In 2267, Khan Noonien Singh referred to Milton in reply to Captain Kirk's inquiry as to whether he could "tame a world." Unsure what Khan meant, Montgomery Scott later stated to Kirk, "It's a shame for a good Scotsman to admit it, but I'm not up on Milton." To which, Kirk replied, quoting from Paradise Lost a statement made by Lucifer when he fell into the pit, "It is better to rule in hell than serve in heaven." (TOS: "Space Seed")
In 2370, when Maques was injured by a rose in the USS Enterprise-D's arboretum, Counselor Troi recited a verse from Milton's Paradise Lost to him: "Flowers of all hue and without thorn the rose." (TNG: "Dark Page")
Why Scotty should have found it shameful for a Scotsman not to be "up on Milton" is unclear. His country and England were not merged into the kingdom of Great Britain until the 18th century, and Milton is – in every sense of the word – an English poet.
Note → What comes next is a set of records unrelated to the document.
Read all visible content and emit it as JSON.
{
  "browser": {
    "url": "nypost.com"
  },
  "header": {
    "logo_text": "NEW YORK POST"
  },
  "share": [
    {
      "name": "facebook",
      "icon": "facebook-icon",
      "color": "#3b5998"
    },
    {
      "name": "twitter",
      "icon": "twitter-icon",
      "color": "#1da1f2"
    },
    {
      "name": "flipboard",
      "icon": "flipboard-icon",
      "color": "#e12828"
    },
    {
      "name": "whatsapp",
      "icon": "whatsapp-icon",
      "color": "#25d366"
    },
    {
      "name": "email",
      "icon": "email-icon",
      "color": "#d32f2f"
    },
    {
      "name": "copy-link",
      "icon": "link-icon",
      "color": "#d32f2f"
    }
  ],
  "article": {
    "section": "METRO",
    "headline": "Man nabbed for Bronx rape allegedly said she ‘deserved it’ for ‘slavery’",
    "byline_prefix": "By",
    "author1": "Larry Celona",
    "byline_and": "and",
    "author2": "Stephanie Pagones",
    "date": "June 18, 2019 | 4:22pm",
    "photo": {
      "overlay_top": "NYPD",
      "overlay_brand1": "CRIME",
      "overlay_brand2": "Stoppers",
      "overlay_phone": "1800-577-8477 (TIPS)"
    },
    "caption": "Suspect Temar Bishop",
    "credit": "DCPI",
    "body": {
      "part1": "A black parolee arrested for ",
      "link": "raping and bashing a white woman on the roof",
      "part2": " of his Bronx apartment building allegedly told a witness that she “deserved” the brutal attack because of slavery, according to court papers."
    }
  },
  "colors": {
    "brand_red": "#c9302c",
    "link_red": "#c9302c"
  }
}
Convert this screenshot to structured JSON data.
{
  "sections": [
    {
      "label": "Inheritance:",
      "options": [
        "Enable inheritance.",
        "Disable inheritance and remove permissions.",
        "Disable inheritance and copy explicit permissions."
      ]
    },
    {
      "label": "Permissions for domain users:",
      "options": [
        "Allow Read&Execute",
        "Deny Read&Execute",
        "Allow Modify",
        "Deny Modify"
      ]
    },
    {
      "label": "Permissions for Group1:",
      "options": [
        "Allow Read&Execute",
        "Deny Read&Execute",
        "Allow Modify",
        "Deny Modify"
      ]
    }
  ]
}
If not nationalist, then, Scotty's embarrassment may be religious: Milton was strongly influenced by Calvinism in his years over on the European mainland, and Calvinism is a prime ingredient in Presbyterianism, a powerful force in Scotland's culture.
However, this is most likely a plot device to give Kirk a reason to explain the comment, as it is very likely that the audience would not be familiar with the quote from Paradise Lost.